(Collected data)
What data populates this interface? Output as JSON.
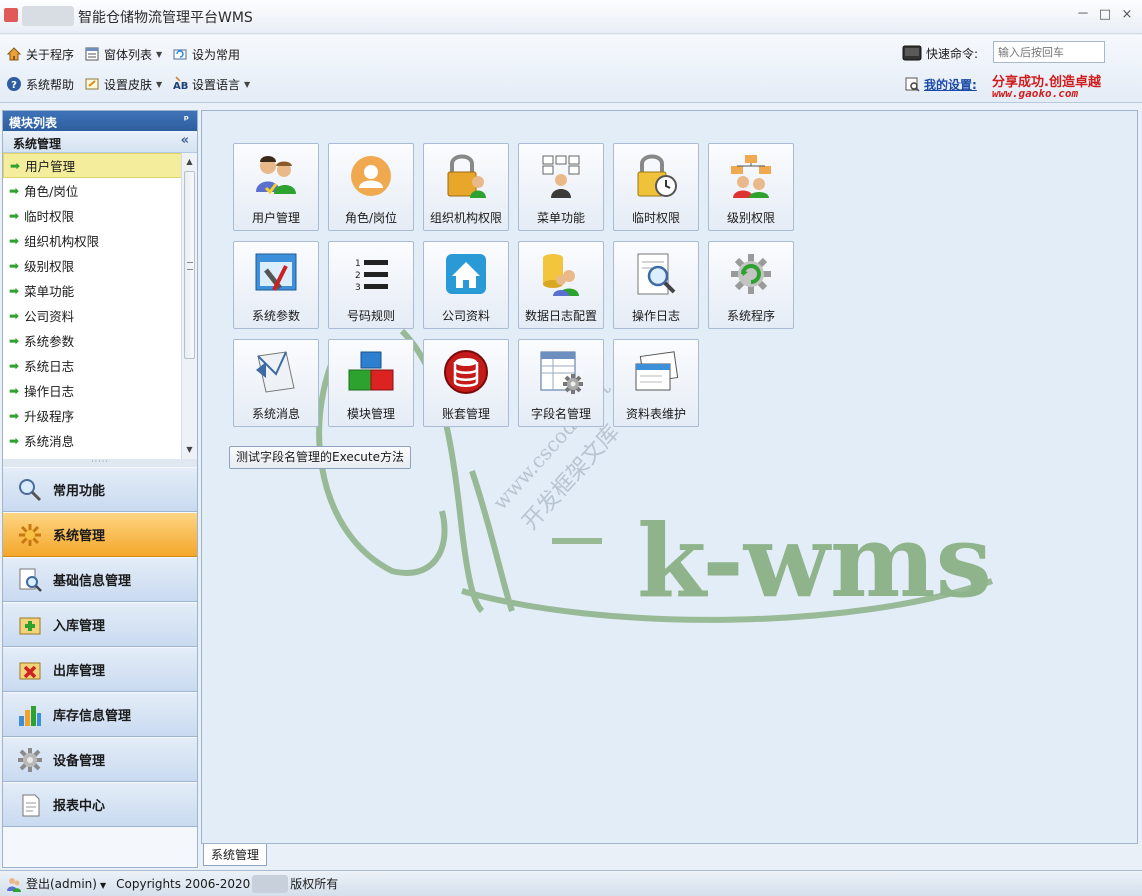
{
  "window": {
    "title": "智能仓储物流管理平台WMS",
    "minimize": "－",
    "maximize": "□",
    "close": "×"
  },
  "toolbar": {
    "about": "关于程序",
    "window_list": "窗体列表",
    "set_common": "设为常用",
    "help": "系统帮助",
    "skin": "设置皮肤",
    "language": "设置语言",
    "quick_cmd_label": "快速命令:",
    "quick_cmd_placeholder": "输入后按回车",
    "my_settings": "我的设置:",
    "slogan": "分享成功.创造卓越",
    "slogan_url": "www.gaoko.com"
  },
  "left_panel": {
    "header": "模块列表",
    "pin": "ᵖ",
    "section": "系统管理",
    "collapse": "«",
    "tree_items": [
      {
        "label": "用户管理"
      },
      {
        "label": "角色/岗位"
      },
      {
        "label": "临时权限"
      },
      {
        "label": "组织机构权限"
      },
      {
        "label": "级别权限"
      },
      {
        "label": "菜单功能"
      },
      {
        "label": "公司资料"
      },
      {
        "label": "系统参数"
      },
      {
        "label": "系统日志"
      },
      {
        "label": "操作日志"
      },
      {
        "label": "升级程序"
      },
      {
        "label": "系统消息"
      }
    ],
    "nav_buttons": [
      {
        "label": "常用功能",
        "icon": "magnifier-icon"
      },
      {
        "label": "系统管理",
        "icon": "gear-star-icon"
      },
      {
        "label": "基础信息管理",
        "icon": "document-search-icon"
      },
      {
        "label": "入库管理",
        "icon": "inbound-icon"
      },
      {
        "label": "出库管理",
        "icon": "outbound-icon"
      },
      {
        "label": "库存信息管理",
        "icon": "bar-chart-icon"
      },
      {
        "label": "设备管理",
        "icon": "cog-icon"
      },
      {
        "label": "报表中心",
        "icon": "report-icon"
      }
    ]
  },
  "main": {
    "tiles": [
      {
        "label": "用户管理",
        "icon": "users-icon"
      },
      {
        "label": "角色/岗位",
        "icon": "person-circle-icon"
      },
      {
        "label": "组织机构权限",
        "icon": "lock-users-icon"
      },
      {
        "label": "菜单功能",
        "icon": "menu-tree-icon"
      },
      {
        "label": "临时权限",
        "icon": "lock-clock-icon"
      },
      {
        "label": "级别权限",
        "icon": "level-tree-icon"
      },
      {
        "label": "系统参数",
        "icon": "tools-icon"
      },
      {
        "label": "号码规则",
        "icon": "numbered-list-icon"
      },
      {
        "label": "公司资料",
        "icon": "home-icon"
      },
      {
        "label": "数据日志配置",
        "icon": "database-users-icon"
      },
      {
        "label": "操作日志",
        "icon": "log-search-icon"
      },
      {
        "label": "系统程序",
        "icon": "refresh-gear-icon"
      },
      {
        "label": "系统消息",
        "icon": "envelope-icon"
      },
      {
        "label": "模块管理",
        "icon": "blocks-icon"
      },
      {
        "label": "账套管理",
        "icon": "database-red-icon"
      },
      {
        "label": "字段名管理",
        "icon": "table-gear-icon"
      },
      {
        "label": "资料表维护",
        "icon": "window-edit-icon"
      }
    ],
    "test_button": "测试字段名管理的Execute方法",
    "doc_tab": "系统管理",
    "watermark_logo": "k-wms",
    "watermark_site": "www.cscode.net",
    "watermark_tagline": "开发框架文库"
  },
  "statusbar": {
    "login": "登出(admin)",
    "copyright": "Copyrights 2006-2020",
    "copyright_tail": "版权所有"
  },
  "colors": {
    "accent_blue": "#2d5e9f",
    "active_orange": "#f4a72a",
    "watermark_green": "#8fb48c",
    "slogan_red": "#d01c1c"
  }
}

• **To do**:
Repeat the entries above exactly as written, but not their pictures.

• **Solution for this exercise**:
What data populates this interface? Output as JSON.
{
  "window": {
    "title": "智能仓储物流管理平台WMS",
    "minimize": "－",
    "maximize": "□",
    "close": "×"
  },
  "toolbar": {
    "about": "关于程序",
    "window_list": "窗体列表",
    "set_common": "设为常用",
    "help": "系统帮助",
    "skin": "设置皮肤",
    "language": "设置语言",
    "quick_cmd_label": "快速命令:",
    "quick_cmd_placeholder": "输入后按回车",
    "my_settings": "我的设置:",
    "slogan": "分享成功.创造卓越",
    "slogan_url": "www.gaoko.com"
  },
  "left_panel": {
    "header": "模块列表",
    "pin": "ᵖ",
    "section": "系统管理",
    "collapse": "«",
    "tree_items": [
      {
        "label": "用户管理"
      },
      {
        "label": "角色/岗位"
      },
      {
        "label": "临时权限"
      },
      {
        "label": "组织机构权限"
      },
      {
        "label": "级别权限"
      },
      {
        "label": "菜单功能"
      },
      {
        "label": "公司资料"
      },
      {
        "label": "系统参数"
      },
      {
        "label": "系统日志"
      },
      {
        "label": "操作日志"
      },
      {
        "label": "升级程序"
      },
      {
        "label": "系统消息"
      }
    ],
    "nav_buttons": [
      {
        "label": "常用功能",
        "icon": "magnifier-icon"
      },
      {
        "label": "系统管理",
        "icon": "gear-star-icon"
      },
      {
        "label": "基础信息管理",
        "icon": "document-search-icon"
      },
      {
        "label": "入库管理",
        "icon": "inbound-icon"
      },
      {
        "label": "出库管理",
        "icon": "outbound-icon"
      },
      {
        "label": "库存信息管理",
        "icon": "bar-chart-icon"
      },
      {
        "label": "设备管理",
        "icon": "cog-icon"
      },
      {
        "label": "报表中心",
        "icon": "report-icon"
      }
    ]
  },
  "main": {
    "tiles": [
      {
        "label": "用户管理",
        "icon": "users-icon"
      },
      {
        "label": "角色/岗位",
        "icon": "person-circle-icon"
      },
      {
        "label": "组织机构权限",
        "icon": "lock-users-icon"
      },
      {
        "label": "菜单功能",
        "icon": "menu-tree-icon"
      },
      {
        "label": "临时权限",
        "icon": "lock-clock-icon"
      },
      {
        "label": "级别权限",
        "icon": "level-tree-icon"
      },
      {
        "label": "系统参数",
        "icon": "tools-icon"
      },
      {
        "label": "号码规则",
        "icon": "numbered-list-icon"
      },
      {
        "label": "公司资料",
        "icon": "home-icon"
      },
      {
        "label": "数据日志配置",
        "icon": "database-users-icon"
      },
      {
        "label": "操作日志",
        "icon": "log-search-icon"
      },
      {
        "label": "系统程序",
        "icon": "refresh-gear-icon"
      },
      {
        "label": "系统消息",
        "icon": "envelope-icon"
      },
      {
        "label": "模块管理",
        "icon": "blocks-icon"
      },
      {
        "label": "账套管理",
        "icon": "database-red-icon"
      },
      {
        "label": "字段名管理",
        "icon": "table-gear-icon"
      },
      {
        "label": "资料表维护",
        "icon": "window-edit-icon"
      }
    ],
    "test_button": "测试字段名管理的Execute方法",
    "doc_tab": "系统管理",
    "watermark_logo": "k-wms",
    "watermark_site": "www.cscode.net",
    "watermark_tagline": "开发框架文库"
  },
  "statusbar": {
    "login": "登出(admin)",
    "copyright": "Copyrights 2006-2020",
    "copyright_tail": "版权所有"
  },
  "colors": {
    "accent_blue": "#2d5e9f",
    "active_orange": "#f4a72a",
    "watermark_green": "#8fb48c",
    "slogan_red": "#d01c1c"
  }
}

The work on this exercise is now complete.